It was hard for me to forget this book’s backstory. A Confederacy of Dunces wasn’t published during Kennedy Toole’s lifetime, though he tried repeatedly to get it published. It was finally published–and won a Pulitzer–eleven years after Kennedy Toole died. Reading, I can understand why publishers of the time passed on it. It’s a very odd book. The main character is a grotesque and overly fond of Boethius. The rest of the cast of characters are bizarre. The dialogue is written in Yat and there are parts that are horribly racist. So, yeah, probably not a bestseller for the 1960s.
The main character (who is a protagonist, but also his own antagonist) is Ignatius J. Reilly, an over-educated, bellicose hypochondriac who lives with his long suffering mother in a small, rundown house near the French Quarter of New Orleans. The book opens with a new patrolman trying to arrest Reilly as a “suspicious character,” an incident that rapidly turns into a bit of street theater when a bystander accuses the cop of being a “communiss.” From there, Kennedy Toole takes us deeper into the strange world of 1960s New Orleans. We meet the struggling employees of Levy Pants, the “Nazi proprietress” of a bar no one goes to except on accident, all while Reilly tries to find a job that lets him pursue his own weird hobbies and be paid for it rather than actually working.
Reilly really is his own worst enemy, but it’s hard to sympathize with him because he’s just such an awful human being. But it is easy to laugh at him, because he is also ridiculous. He adores medieval thought, but clearly enjoys the vices of the modern world (especially food and Dr. Nut) and movies with nubile young starlets. He spends a lot of time writing (or trying to write) long screeds or meandering jeremiads, but these just show how nuts Reilly really is.

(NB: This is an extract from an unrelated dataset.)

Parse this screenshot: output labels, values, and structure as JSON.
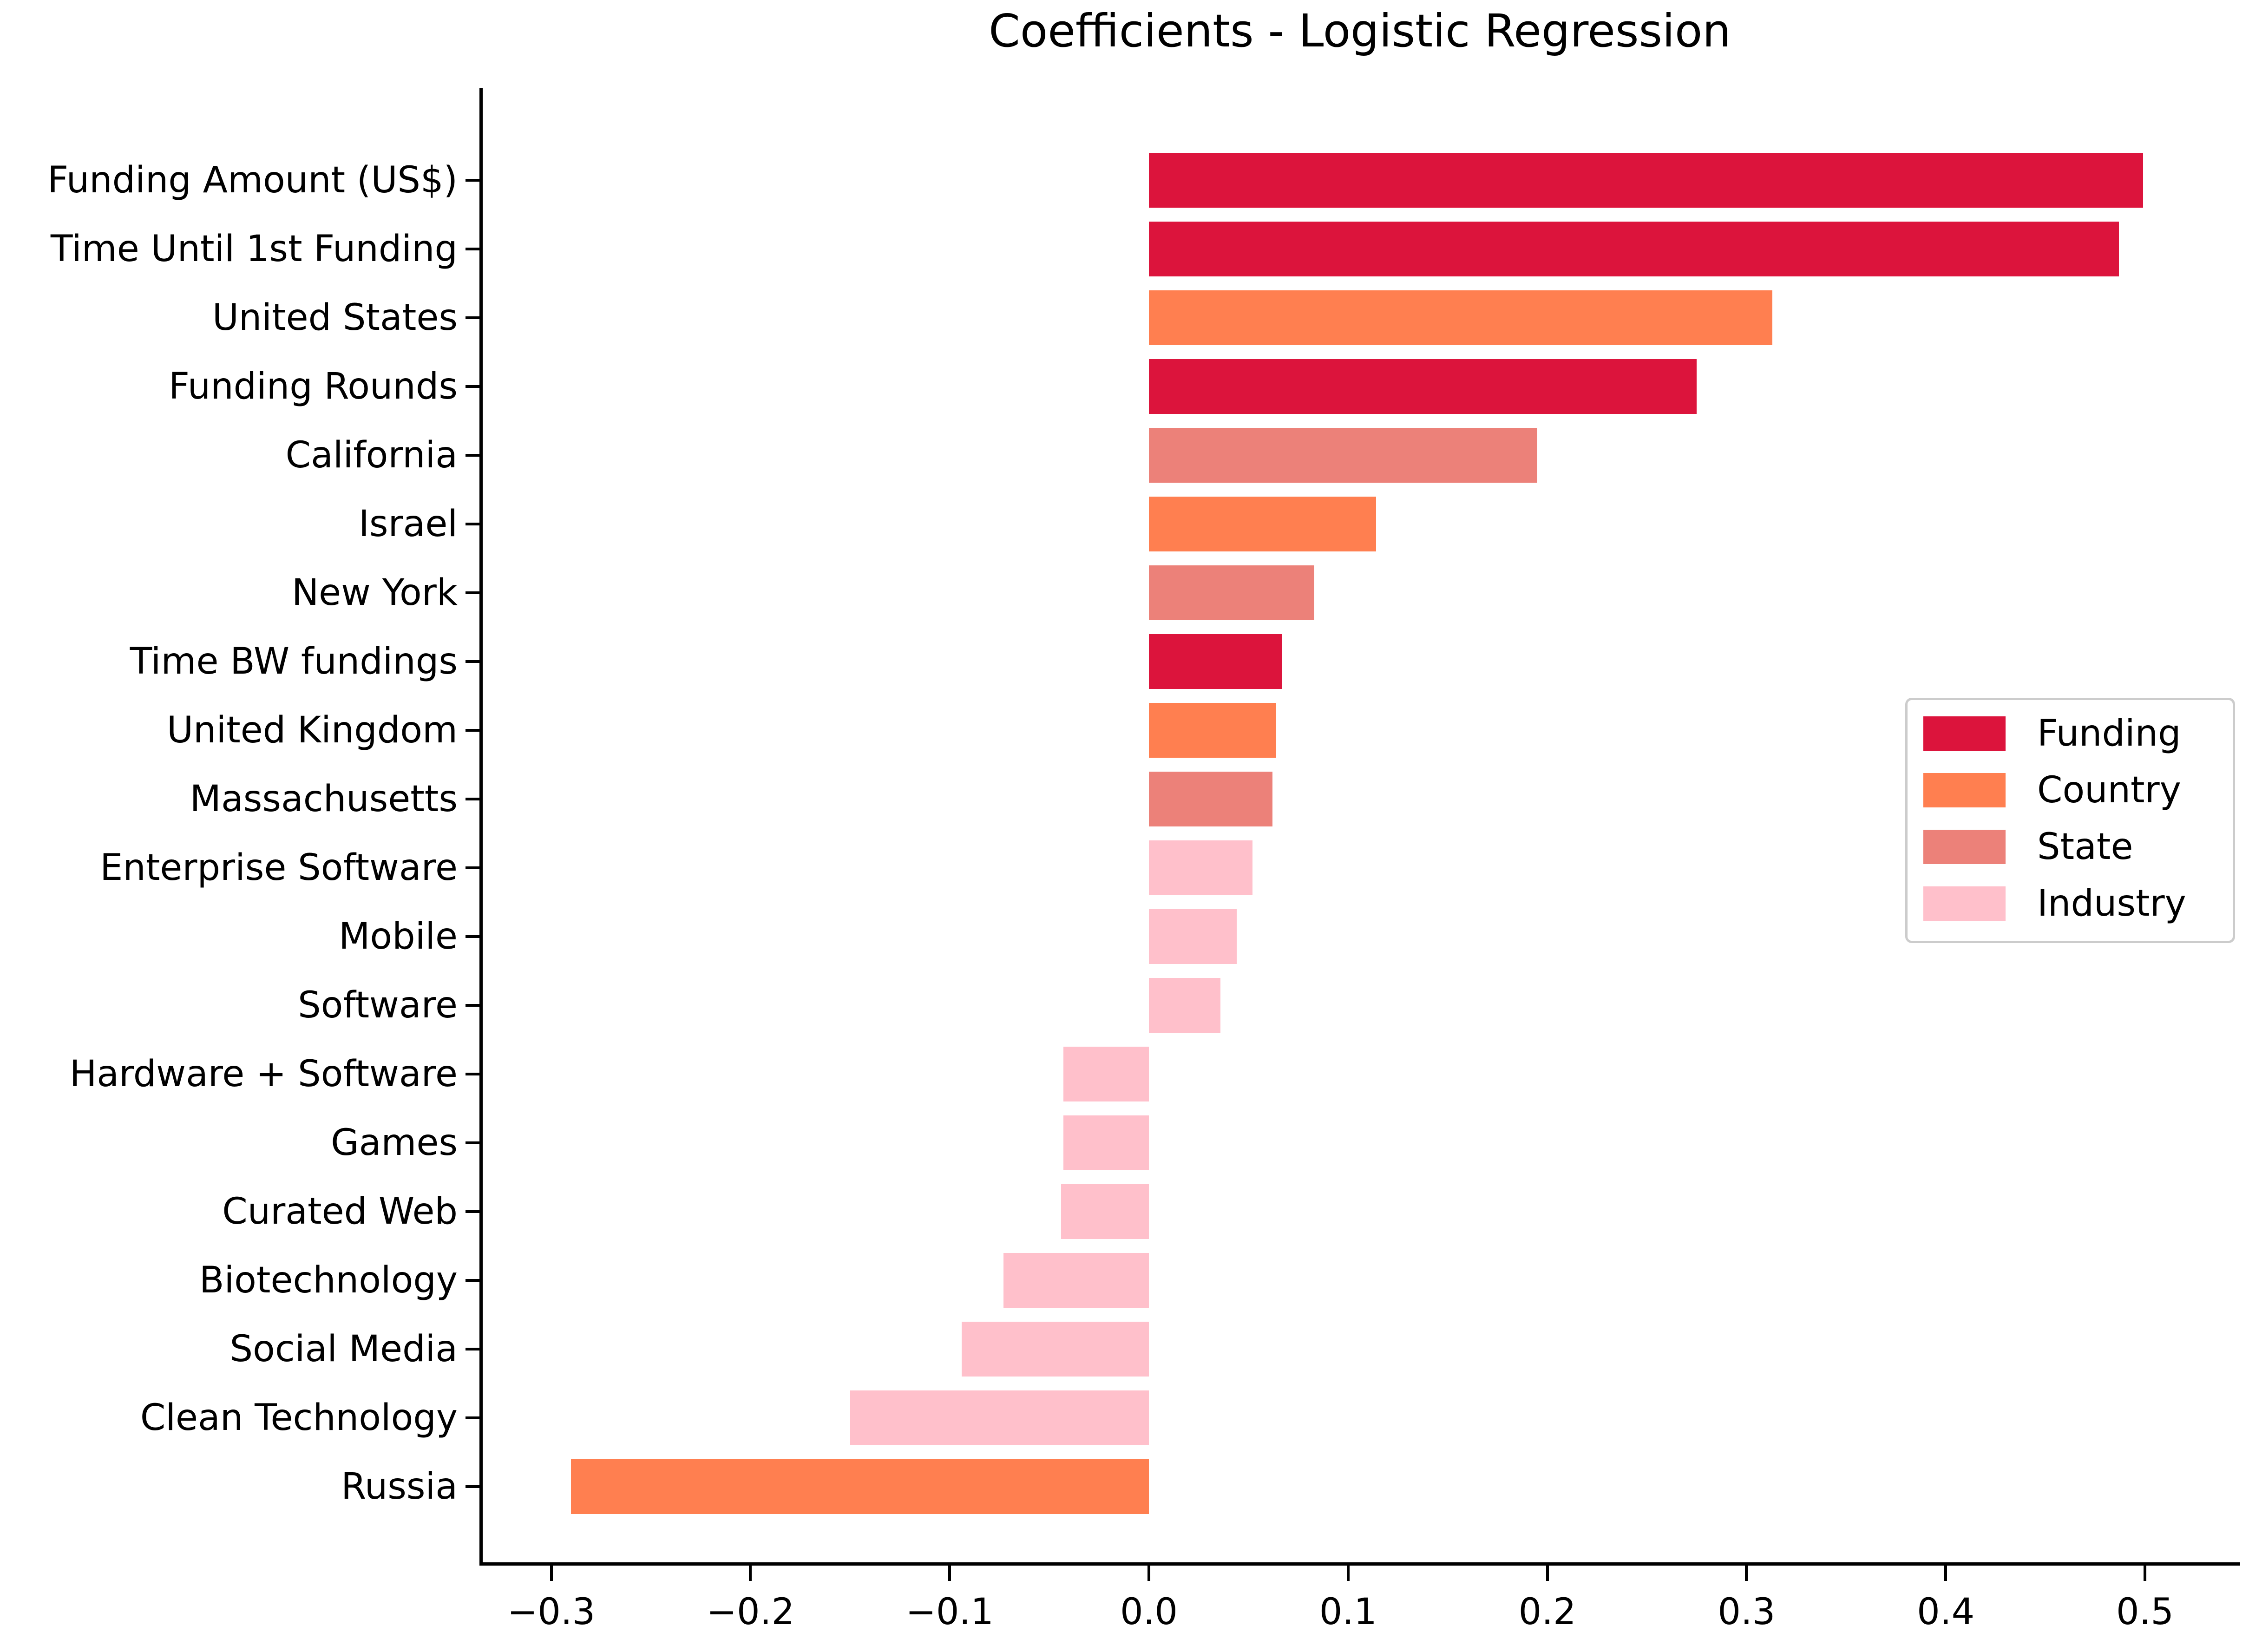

The multiple plots and perspectives diverge until Kennedy brings them back together in the last third of the book in an amazing display of entirely believable coincidences. All the chickens, so to speak, come home to roost. It’s this third, I think, that makes this book’s reputation. It was hard to see, at the beginning, why this book has such a following. But I get it now.
I still think that calling a book the funniest ever is a kind of curse. That’s a lot to live up to. And finding something funny is entirely dependent on someone’s sense of humor. If you like absurdity and uncomfortable humor, A Confederacy of Dunces is the book for you. This book does deserve to be in the top then, though.